(Beginning of Recorded information)

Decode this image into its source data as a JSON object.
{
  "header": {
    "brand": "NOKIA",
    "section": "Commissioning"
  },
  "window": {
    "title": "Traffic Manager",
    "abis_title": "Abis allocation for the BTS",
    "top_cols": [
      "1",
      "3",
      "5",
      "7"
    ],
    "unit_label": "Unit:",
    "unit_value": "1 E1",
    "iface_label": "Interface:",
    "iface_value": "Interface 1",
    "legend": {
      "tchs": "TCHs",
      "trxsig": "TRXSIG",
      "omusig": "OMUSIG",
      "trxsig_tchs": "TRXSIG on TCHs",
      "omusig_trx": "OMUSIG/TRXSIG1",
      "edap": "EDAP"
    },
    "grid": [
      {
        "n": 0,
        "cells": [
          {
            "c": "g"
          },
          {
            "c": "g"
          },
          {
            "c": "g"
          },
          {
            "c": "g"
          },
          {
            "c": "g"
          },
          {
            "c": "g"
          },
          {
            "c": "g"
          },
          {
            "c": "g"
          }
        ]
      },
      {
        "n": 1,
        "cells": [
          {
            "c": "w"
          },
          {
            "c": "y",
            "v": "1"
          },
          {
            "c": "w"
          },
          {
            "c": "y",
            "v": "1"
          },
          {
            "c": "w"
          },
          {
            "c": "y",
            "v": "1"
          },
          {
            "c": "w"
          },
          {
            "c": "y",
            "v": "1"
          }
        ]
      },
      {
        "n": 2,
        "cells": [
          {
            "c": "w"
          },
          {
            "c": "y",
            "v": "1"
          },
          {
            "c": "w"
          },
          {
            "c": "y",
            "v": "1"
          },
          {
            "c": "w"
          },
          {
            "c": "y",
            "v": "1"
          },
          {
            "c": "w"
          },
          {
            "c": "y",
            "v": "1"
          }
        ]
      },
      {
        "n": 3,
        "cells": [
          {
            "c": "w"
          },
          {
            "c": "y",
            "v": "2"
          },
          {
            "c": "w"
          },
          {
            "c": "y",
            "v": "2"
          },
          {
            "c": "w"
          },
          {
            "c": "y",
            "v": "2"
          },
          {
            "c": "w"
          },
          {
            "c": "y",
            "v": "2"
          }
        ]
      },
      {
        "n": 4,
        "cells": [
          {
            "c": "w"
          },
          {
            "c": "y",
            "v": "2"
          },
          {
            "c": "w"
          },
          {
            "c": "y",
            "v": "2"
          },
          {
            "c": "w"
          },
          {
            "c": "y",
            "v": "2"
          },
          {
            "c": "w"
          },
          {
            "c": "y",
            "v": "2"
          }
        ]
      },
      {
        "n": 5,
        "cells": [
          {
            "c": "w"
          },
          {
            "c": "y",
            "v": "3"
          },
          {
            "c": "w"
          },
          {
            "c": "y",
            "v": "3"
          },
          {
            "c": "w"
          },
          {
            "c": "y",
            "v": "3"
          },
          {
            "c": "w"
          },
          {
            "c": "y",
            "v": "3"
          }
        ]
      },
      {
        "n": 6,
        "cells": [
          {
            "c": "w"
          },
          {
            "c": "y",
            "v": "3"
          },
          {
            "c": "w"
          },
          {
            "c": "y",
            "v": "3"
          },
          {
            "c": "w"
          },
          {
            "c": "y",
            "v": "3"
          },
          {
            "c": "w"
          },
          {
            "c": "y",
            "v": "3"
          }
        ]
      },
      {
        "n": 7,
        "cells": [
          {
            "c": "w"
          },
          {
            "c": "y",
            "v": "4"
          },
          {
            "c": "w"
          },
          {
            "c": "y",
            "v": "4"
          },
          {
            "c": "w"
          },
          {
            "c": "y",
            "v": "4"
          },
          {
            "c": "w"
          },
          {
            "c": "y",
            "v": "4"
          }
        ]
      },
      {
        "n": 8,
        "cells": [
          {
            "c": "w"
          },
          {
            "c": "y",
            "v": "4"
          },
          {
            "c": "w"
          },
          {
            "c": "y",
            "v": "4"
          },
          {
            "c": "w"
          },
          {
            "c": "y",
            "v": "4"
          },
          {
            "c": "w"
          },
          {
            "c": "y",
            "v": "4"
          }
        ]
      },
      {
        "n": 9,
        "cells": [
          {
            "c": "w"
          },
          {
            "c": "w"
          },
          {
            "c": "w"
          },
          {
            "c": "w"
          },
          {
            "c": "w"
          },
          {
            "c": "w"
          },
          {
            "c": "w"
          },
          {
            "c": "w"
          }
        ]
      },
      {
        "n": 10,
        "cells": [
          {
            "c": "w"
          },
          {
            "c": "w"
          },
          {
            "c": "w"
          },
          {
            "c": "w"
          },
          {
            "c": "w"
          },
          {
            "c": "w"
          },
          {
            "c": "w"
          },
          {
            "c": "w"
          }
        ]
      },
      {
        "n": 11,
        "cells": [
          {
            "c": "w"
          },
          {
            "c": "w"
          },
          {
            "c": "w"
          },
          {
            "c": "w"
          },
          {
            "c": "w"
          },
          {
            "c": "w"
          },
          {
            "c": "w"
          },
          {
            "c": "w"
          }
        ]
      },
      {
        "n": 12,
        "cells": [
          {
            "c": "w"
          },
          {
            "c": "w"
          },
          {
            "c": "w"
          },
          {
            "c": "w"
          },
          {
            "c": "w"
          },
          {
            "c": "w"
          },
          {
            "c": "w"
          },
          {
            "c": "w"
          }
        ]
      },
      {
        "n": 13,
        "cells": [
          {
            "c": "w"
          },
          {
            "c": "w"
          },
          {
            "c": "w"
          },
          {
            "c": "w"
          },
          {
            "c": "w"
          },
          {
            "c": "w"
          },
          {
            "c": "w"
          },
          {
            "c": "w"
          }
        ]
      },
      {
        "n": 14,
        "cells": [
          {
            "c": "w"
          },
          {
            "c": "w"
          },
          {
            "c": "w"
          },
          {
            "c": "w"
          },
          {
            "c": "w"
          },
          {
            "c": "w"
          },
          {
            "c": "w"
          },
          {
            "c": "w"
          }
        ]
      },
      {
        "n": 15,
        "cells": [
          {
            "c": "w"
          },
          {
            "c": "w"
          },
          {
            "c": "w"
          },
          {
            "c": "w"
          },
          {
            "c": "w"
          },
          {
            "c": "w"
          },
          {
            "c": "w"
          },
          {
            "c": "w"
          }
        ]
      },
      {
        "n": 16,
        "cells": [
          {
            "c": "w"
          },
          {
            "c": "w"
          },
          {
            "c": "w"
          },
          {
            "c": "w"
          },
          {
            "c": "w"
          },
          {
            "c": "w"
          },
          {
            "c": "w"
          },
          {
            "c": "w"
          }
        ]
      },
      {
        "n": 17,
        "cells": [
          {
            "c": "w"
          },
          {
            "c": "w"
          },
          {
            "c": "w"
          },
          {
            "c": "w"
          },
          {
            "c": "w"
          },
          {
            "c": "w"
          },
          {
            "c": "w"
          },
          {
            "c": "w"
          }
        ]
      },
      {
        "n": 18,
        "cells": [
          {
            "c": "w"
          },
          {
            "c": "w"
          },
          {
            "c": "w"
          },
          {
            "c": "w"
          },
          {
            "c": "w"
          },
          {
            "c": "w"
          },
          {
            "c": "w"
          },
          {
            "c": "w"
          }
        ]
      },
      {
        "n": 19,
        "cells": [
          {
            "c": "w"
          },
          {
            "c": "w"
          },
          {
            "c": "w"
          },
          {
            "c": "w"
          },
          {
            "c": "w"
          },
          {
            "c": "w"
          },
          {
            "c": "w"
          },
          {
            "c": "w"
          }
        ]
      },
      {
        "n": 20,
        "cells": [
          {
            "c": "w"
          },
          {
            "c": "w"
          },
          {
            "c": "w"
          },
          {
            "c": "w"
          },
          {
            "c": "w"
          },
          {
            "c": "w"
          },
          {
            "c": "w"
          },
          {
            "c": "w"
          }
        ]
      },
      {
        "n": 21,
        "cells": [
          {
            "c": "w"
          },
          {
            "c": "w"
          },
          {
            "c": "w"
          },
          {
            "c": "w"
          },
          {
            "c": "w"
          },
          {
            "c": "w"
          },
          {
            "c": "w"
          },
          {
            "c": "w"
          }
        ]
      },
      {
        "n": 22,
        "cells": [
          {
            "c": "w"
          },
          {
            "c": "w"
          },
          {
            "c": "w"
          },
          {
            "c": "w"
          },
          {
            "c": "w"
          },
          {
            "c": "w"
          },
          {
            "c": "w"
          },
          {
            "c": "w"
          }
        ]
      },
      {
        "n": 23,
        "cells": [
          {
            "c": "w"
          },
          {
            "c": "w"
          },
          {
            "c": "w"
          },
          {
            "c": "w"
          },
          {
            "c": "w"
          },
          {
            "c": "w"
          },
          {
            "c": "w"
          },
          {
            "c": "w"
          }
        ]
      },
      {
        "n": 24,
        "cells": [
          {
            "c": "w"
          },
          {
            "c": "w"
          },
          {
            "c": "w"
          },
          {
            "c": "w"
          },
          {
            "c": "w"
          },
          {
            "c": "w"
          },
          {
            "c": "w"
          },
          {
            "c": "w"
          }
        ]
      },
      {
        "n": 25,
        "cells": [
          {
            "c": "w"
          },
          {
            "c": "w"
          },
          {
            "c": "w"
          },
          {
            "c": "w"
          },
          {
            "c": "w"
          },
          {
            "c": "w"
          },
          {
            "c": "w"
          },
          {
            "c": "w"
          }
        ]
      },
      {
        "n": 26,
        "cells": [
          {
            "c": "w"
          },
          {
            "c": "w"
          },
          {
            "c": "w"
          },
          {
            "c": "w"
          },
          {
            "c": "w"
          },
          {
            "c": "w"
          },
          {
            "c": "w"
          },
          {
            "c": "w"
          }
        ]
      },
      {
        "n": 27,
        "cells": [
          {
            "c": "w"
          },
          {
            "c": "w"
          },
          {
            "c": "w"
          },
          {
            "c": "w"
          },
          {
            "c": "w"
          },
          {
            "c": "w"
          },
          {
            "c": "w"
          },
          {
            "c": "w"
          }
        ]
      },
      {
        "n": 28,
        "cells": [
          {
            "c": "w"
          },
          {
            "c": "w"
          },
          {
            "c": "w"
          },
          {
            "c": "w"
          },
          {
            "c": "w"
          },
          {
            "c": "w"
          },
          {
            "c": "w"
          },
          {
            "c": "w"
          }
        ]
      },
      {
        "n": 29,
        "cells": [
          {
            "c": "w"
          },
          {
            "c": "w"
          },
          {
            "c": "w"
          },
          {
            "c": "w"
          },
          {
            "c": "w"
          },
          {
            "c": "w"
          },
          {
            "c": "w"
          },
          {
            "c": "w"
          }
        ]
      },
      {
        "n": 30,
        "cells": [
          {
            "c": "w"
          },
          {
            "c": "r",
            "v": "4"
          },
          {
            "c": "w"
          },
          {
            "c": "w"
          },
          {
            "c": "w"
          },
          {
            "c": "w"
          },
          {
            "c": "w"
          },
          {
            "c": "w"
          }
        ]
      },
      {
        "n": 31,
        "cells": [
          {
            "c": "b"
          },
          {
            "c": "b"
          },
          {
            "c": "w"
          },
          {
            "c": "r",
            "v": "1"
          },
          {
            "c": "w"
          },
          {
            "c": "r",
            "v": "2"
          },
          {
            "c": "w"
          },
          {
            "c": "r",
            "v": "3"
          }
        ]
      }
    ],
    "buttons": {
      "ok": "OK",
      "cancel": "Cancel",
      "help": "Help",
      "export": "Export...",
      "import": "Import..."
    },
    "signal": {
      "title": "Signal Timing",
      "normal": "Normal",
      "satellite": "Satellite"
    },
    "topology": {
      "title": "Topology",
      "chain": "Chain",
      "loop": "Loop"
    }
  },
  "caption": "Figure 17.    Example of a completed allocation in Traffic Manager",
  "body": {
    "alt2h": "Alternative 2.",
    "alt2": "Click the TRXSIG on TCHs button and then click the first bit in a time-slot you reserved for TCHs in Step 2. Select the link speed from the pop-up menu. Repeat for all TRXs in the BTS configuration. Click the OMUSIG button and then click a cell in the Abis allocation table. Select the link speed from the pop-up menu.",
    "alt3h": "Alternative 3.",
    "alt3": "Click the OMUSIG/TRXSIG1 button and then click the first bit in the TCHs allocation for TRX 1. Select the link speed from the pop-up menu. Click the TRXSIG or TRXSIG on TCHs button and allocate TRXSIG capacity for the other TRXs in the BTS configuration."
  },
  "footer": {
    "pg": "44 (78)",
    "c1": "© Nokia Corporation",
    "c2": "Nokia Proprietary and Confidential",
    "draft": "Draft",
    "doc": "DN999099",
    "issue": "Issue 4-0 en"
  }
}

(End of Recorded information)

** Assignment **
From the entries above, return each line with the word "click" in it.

** Completed task **
    "alt2": "Click the TRXSIG on TCHs button and then click the first bit in a time-slot you reserved for TCHs in Step 2. Select the link speed from the pop-up menu. Repeat for all TRXs in the BTS configuration. Click the OMUSIG button and then click a cell in the Abis allocation table. Select the link speed from the pop-up menu.",
    "alt3": "Click the OMUSIG/TRXSIG1 button and then click the first bit in the TCHs allocation for TRX 1. Select the link speed from the pop-up menu. Click the TRXSIG or TRXSIG on TCHs button and allocate TRXSIG capacity for the other TRXs in the BTS configuration."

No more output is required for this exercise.